Get the inside story
There are two aspects to employee feedback. The first is your staff’s take on the business as a whole and how they see it working or otherwise; the second is feedback on their own role, including the good, the bad and the ugly.
Your employees are in the thick of it and know your business like no‐one else. They can provide negative or positive feedback, and both are invaluable.
Starting with the positive – it means you are on the right tracks and have happy, satisfied employees. The trick is to maintain the dialogue and keep them there.
If the feedback is negative, at least you know about it and can start doing something to change it before the rot sets in. Losing good employees because you are not giving them the support they need is not only costly financially, but can have a big impact on the morale of the business.
Gather the evidence
Gathering feedback is all about setting up effective and regular communication channels that both you and your employees feel comfortable with. Your team will react in different ways to particular methods, so make sure you have plenty of different options available.
For example, ever been in a classroom when the teacher asks, “Any questions?” Of course, no one says anything, but as soon as you all leave, you start hounding each other, trying to find the answers you need. Some people just don’t like speaking up in public, and there are others who don’t like to speak up even on a one‐to‐one.
Invite them in
So what feedback options should you have available?
- An open ‐door policy – Make it clear your staff can come and talk to you at any point. Some of your staff will embrace this option, but you will need to repeat the invite over and over again, and make it clear you mean it.
- Regular one‐on‐one sessions – Don’t leave it to just once a year; set up regular meetings with your staff. Yes, it takes time, but the payoff will be worth it.
- An anonymous feedback box – Place a box in the coffee area where anyone is free to drop in comments at any time. Some people may abuse this, but it offers an option for those who are shy or scared to have their say. Restaurants and other customer based businesses use this technique all the time.
- Online surveys – Run regular surveys and ask key questions that matter to you. These again can be completed anonymously online, and you can collect the results at any time.

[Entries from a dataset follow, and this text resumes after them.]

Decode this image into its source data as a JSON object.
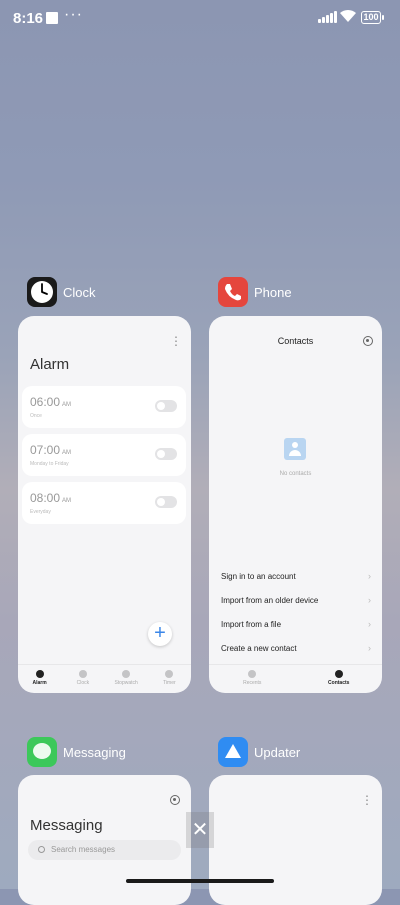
{
  "status": {
    "time": "8:16",
    "dots": "···",
    "battery": "100"
  },
  "clock": {
    "app_name": "Clock",
    "title": "Alarm",
    "alarms": [
      {
        "time": "06:00",
        "ampm": "AM",
        "sub": "Once"
      },
      {
        "time": "07:00",
        "ampm": "AM",
        "sub": "Monday to Friday"
      },
      {
        "time": "08:00",
        "ampm": "AM",
        "sub": "Everyday"
      }
    ],
    "fab": "+",
    "tabs": [
      "Alarm",
      "Clock",
      "Stopwatch",
      "Timer"
    ]
  },
  "phone": {
    "app_name": "Phone",
    "title": "Contacts",
    "empty": "No contacts",
    "options": [
      "Sign in to an account",
      "Import from an older device",
      "Import from a file",
      "Create a new contact"
    ],
    "tabs": [
      "Recents",
      "Contacts"
    ]
  },
  "messaging": {
    "app_name": "Messaging",
    "title": "Messaging",
    "search_placeholder": "Search messages"
  },
  "updater": {
    "app_name": "Updater"
  },
  "close_label": "✕"
}
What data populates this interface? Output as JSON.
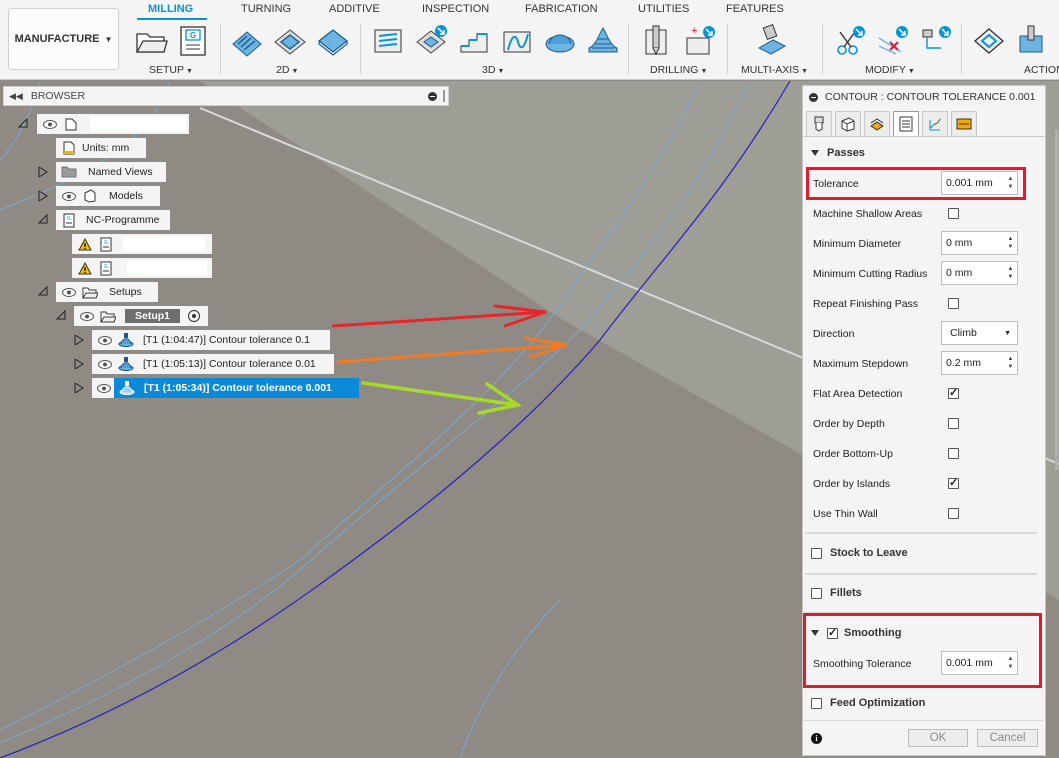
{
  "ribbon": {
    "workspace": "MANUFACTURE",
    "tabs": [
      "MILLING",
      "TURNING",
      "ADDITIVE",
      "INSPECTION",
      "FABRICATION",
      "UTILITIES",
      "FEATURES"
    ],
    "active_tab": "MILLING",
    "groups": [
      "SETUP",
      "2D",
      "3D",
      "DRILLING",
      "MULTI-AXIS",
      "MODIFY",
      "ACTION"
    ],
    "accent_color": "#0696d7"
  },
  "browser": {
    "title": "BROWSER",
    "units": "Units: mm",
    "named_views": "Named Views",
    "models": "Models",
    "nc_programs": "NC-Programme",
    "setups": "Setups",
    "setup1": "Setup1",
    "operations": [
      "[T1 (1:04:47)] Contour tolerance 0.1",
      "[T1 (1:05:13)] Contour tolerance 0.01",
      "[T1 (1:05:34)] Contour tolerance 0.001"
    ],
    "selected_color": "#0a8ad8"
  },
  "annotations": {
    "arrow_colors": [
      "#e8262a",
      "#f47a22",
      "#a6d92a"
    ],
    "highlight_color": "#e21a2c"
  },
  "panel": {
    "title": "CONTOUR : CONTOUR TOLERANCE 0.001",
    "passes_title": "Passes",
    "tolerance_label": "Tolerance",
    "tolerance_value": "0.001 mm",
    "machine_shallow": "Machine Shallow Areas",
    "min_diameter_label": "Minimum Diameter",
    "min_diameter_value": "0 mm",
    "min_radius_label": "Minimum Cutting Radius",
    "min_radius_value": "0 mm",
    "repeat_finishing": "Repeat Finishing Pass",
    "direction_label": "Direction",
    "direction_value": "Climb",
    "max_stepdown_label": "Maximum Stepdown",
    "max_stepdown_value": "0.2 mm",
    "flat_area": "Flat Area Detection",
    "order_depth": "Order by Depth",
    "order_bottom": "Order Bottom-Up",
    "order_islands": "Order by Islands",
    "thin_wall": "Use Thin Wall",
    "stock_to_leave": "Stock to Leave",
    "fillets": "Fillets",
    "smoothing": "Smoothing",
    "smoothing_tol_label": "Smoothing Tolerance",
    "smoothing_tol_value": "0.001 mm",
    "feed_opt": "Feed Optimization",
    "ok": "OK",
    "cancel": "Cancel"
  }
}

- Company forum – These can be great places to get feedback, but they also need to be moderated carefully. You don’t want any employees starting a mutiny!
- Peer evaluation session – Set up sessions where employees observe and assist each other for a set period and write a short report on the experience. The report should offer constructive criticism and positive points in order for you to identify strengths and weaknesses.
Know your strengths; work on the weaknesses
Getting feedback from your employees helps you identify strengths and weaknesses about key areas of your business. Bear in mind this feedback may include input about you and the management team, the operating systems, employee roles and the employees themselves.
You can identify if more training and support is required, how certain areas of your business could be run more efficiently, or how your employees relate to you and the management team. All of these points are valuable in the efficient and profitable running of your business.
Of course, feedback is only valuable if you act on it. If a common theme starts to materialise you know you need to do something about it. By following through and implementing some form of change if applicable, you will not only help grow your business, you will also demonstrate to your employees their worth to the company.
By listening and acting on advice, your employees will feel valued and a worthwhile part of the team. This will have a knock‐on effect of increasing confidence and morale, and will go a long way to strengthening the loyalty from your team.
So if employee feedback has not been an important aspect of your operating system, is now the time to make the change?
Image: https://www.flickr.com/photos/juditk/ – CC BY-ND 2.0